220303 Discrimination in healthcare reported by transgender persons in Virginia: Results from a statewide needs assessment survey

Tuesday, November 9, 2010

Sari L. Reisner, MA , The Fenway Institute, Fenway Health and Harvard School of Public Heatlh, Boston, MA
Judith B. Bradford, PhD , Community Health Research, Virginia Commonwealth University, Richmond, VA
Background: Transgender persons are a highly stigmatized and understudied population. Little research to date has examined experiences of discrimination in healthcare settings among transgender persons, especially populations in the southern U.S. Methods: The Virginia Transgender Health Initiative Study (THIS) enrolled 350 transgender persons (229 male-to-female, 121 female-to-male) in a statewide needs assessment in 2005-2006 funded by the Virginia DPH. Participants completed a one-time survey capturing demographics, experiences of discrimination in healthcare, and health outcomes. Regression analyses examined predictors of self-reported discrimination in healthcare settings. Results: Overall, 24% of the sample reported ever experiencing discrimination by a doctor or other healthcare provider due to transgender status or gender expression. Factors significantly associated with experiencing discrimination by a healthcare provider were: family “not at all” or “not very” supportive of gender expression (OR=1.79; 95% CI=1.07-3.00; p=0.03), history of forced or unwanted sex (OR=2.95; 95% CI=1.41-6.15; p=0.004) and physical attack (OR=2.78; 95% CI=1.58-4.88; p<0.001) specifically due to gender identity or expression, and substance use, particularly use of stimulants (OR=1.85; 95% CI=1.12-3.05; p=0.02) and alcohol (OR=1.73; 95% CI=1.01-3.00; p=0.05). Conclusion: Discrimination in healthcare settings was associated with an array of complex health-related co-morbidities among transgender persons in this sample, including lack of family support, gender-based violence, and substance use. Provider training is warranted to ensure culturally competent care and interventions are urgently needed—at the structural-, community-, and individual-level—that address the healthcare needs of transgender populations, particularly in the context of cumulative stressors and experiences of discrimination across the life course.

Learning Areas:
Advocacy for health and health education
Planning of health education strategies, interventions, and programs
Social and behavioral sciences
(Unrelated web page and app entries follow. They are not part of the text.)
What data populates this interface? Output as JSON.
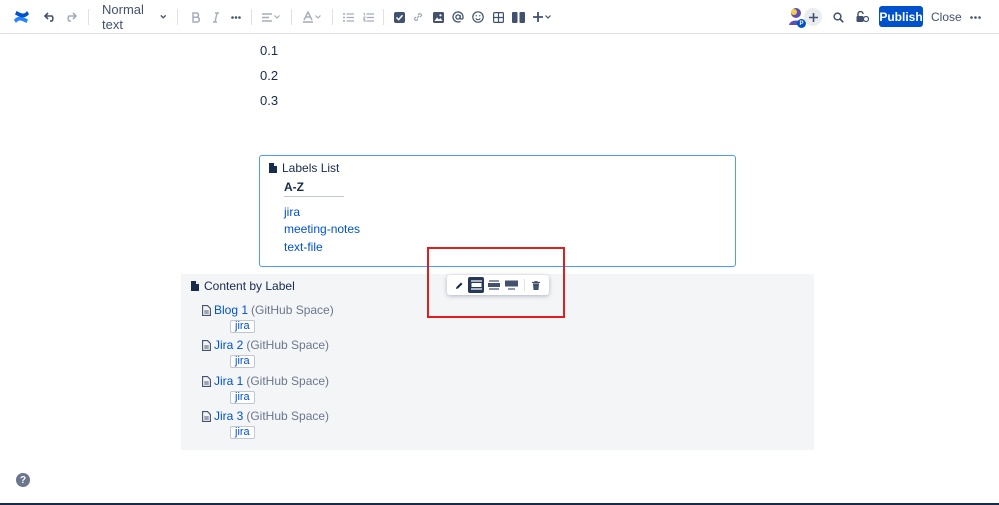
{
  "toolbar": {
    "text_style": "Normal text",
    "publish_label": "Publish",
    "close_label": "Close",
    "avatar_badge": "P"
  },
  "body_paragraphs": [
    "0.1",
    "0.2",
    "0.3"
  ],
  "labels_list": {
    "title": "Labels List",
    "heading": "A-Z",
    "labels": [
      "jira",
      "meeting-notes",
      "text-file"
    ]
  },
  "content_by_label": {
    "title": "Content by Label",
    "results": [
      {
        "title": "Blog 1",
        "space": "(GitHub Space)",
        "tag": "jira"
      },
      {
        "title": "Jira 2",
        "space": "(GitHub Space)",
        "tag": "jira"
      },
      {
        "title": "Jira 1",
        "space": "(GitHub Space)",
        "tag": "jira"
      },
      {
        "title": "Jira 3",
        "space": "(GitHub Space)",
        "tag": "jira"
      }
    ]
  },
  "help_glyph": "?",
  "colors": {
    "accent": "#0052cc",
    "macro_border": "#4c9aff",
    "highlight_box": "#e01e1e",
    "macro_background": "#f4f5f7"
  }
}
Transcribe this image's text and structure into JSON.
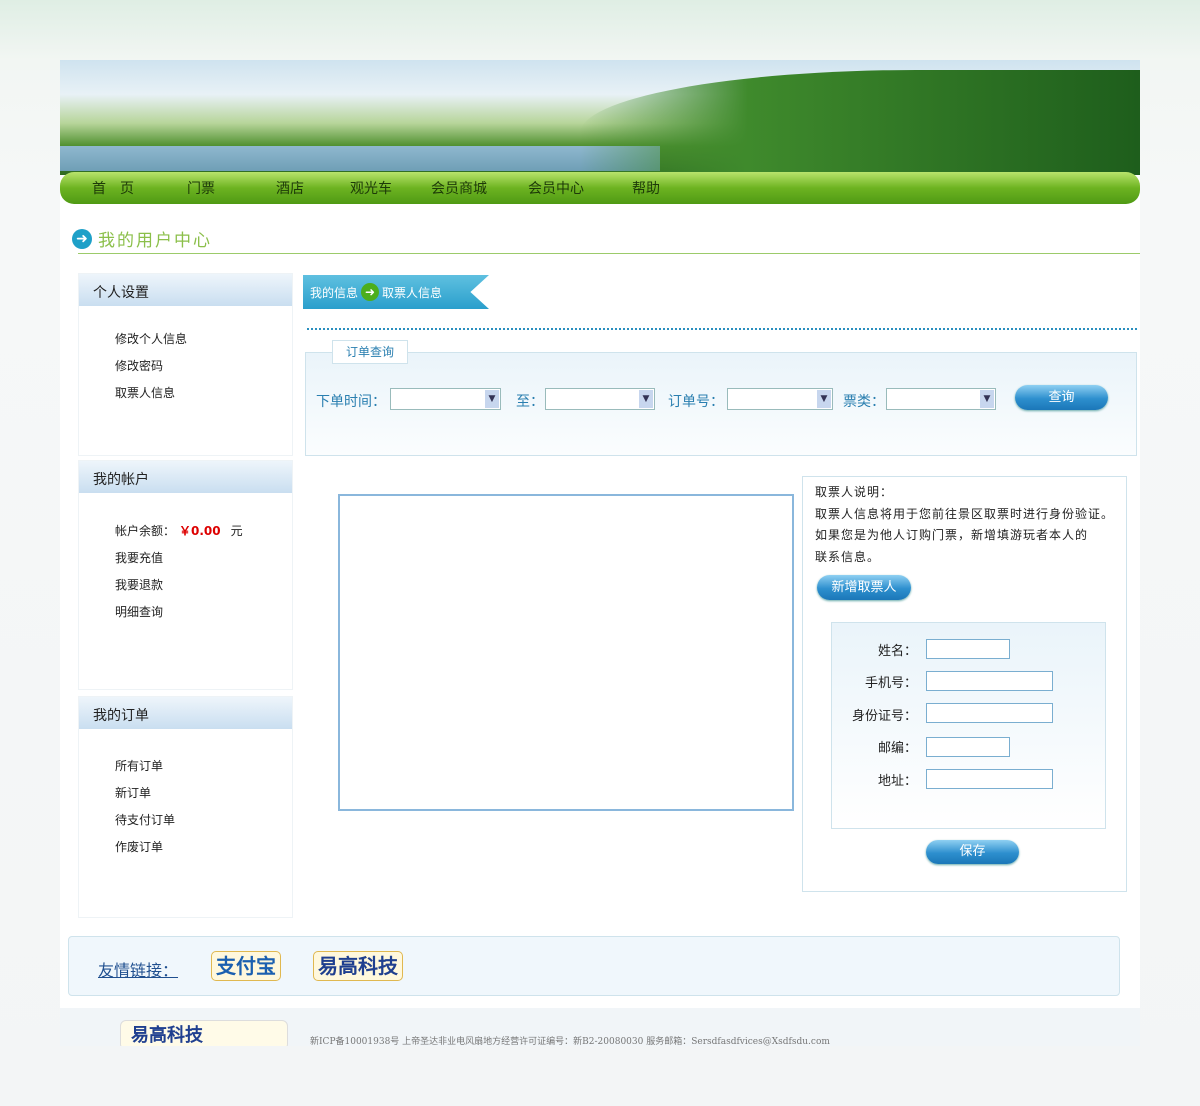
{
  "nav": [
    "首　页",
    "门票",
    "酒店",
    "观光车",
    "会员商城",
    "会员中心",
    "帮助"
  ],
  "page_title": "我的用户中心",
  "sidebar": [
    {
      "title": "个人设置",
      "items": [
        "修改个人信息",
        "修改密码",
        "取票人信息"
      ]
    },
    {
      "title": "我的帐户",
      "balance_label": "帐户余额：",
      "balance": "￥0.00",
      "balance_unit": "元",
      "items": [
        "我要充值",
        "我要退款",
        "明细查询"
      ]
    },
    {
      "title": "我的订单",
      "items": [
        "所有订单",
        "新订单",
        "待支付订单",
        "作废订单"
      ]
    }
  ],
  "breadcrumb": {
    "parent": "我的信息",
    "current": "取票人信息"
  },
  "query": {
    "legend": "订单查询",
    "order_time": "下单时间：",
    "to": "至：",
    "order_no": "订单号：",
    "ticket_type": "票类：",
    "button": "查询"
  },
  "info": {
    "title": "取票人说明：",
    "lines": [
      "取票人信息将用于您前往景区取票时进行身份验证。",
      "如果您是为他人订购门票，新增填游玩者本人的",
      "联系信息。"
    ],
    "add_button": "新增取票人"
  },
  "form": {
    "name": "姓名：",
    "phone": "手机号：",
    "id": "身份证号：",
    "zip": "邮编：",
    "address": "地址：",
    "save": "保存"
  },
  "links": {
    "label": "友情链接：",
    "items": [
      "支付宝",
      "易高科技"
    ]
  },
  "footer": {
    "logo": "易高科技",
    "text": "新ICP备10001938号 上帝圣达非业电风扇地方经营许可证编号：新B2-20080030 服务邮箱：Sersdfasdfvices@Xsdfsdu.com"
  }
}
Learning Objectives:
Describe experiences of transgender-related discrimination in healthcare among a sample of 350 transgender Virginians; discuss the implications of discrimination for transgender health across the life course.

Keywords: Health Disparities, Health Care

Presenting author's disclosure statement:

Qualified on the content I am responsible for because: Sari Reisner is the Epidemiology Projects Manager at The Fenway Institute, Fenway Health in Boston, Massachusetts. He has more than 8 years of experience coordinating and managing public health projects, including 3 years of professional grant writing experience and 5 years of experience managing research projects focused on the social and behavioral determinants of health. Reisner’s behavioral science research interests focus on the intersection of mental and physical health, including substance abuse intervention development, health psychology and behavioral medicine within the context of serious illness (HIV/AIDS and cancer), and the social epidemiology of mental illness and substance abuse in marginalized populations, in particular among gay, lesbian, bisexual, and transgender populations. He has co-authored more than 20 peer-reviewed journal articles (either published or in press), and has presented his work at both national and international scientific conferences, including the Annual Meeting of the Society of Behavioral Medicine, the American Public Health Association Annual Meeting, and the International AIDS Conference. In addition, he currently serves as a reviewer for Journal of Urban Health, AIDS Care, AIDS and Behavior, Traumatology, and JANAC, and is an editorial consultant for the American College of Physicians, Physicians Information and Education Resource (PIER). Reisner is a full-time Doctoral student at Harvard School of Public Health in the Department of Society, Human Development, and Health. He earned a Master’s degree from Brandeis University and a Bachelor’s degree from Georgetown University.
Any relevant financial relationships? No

I agree to comply with the American Public Health Association Conflict of Interest and Commercial Support Guidelines, and to disclose to the participants any off-label or experimental uses of a commercial product or service discussed in my presentation.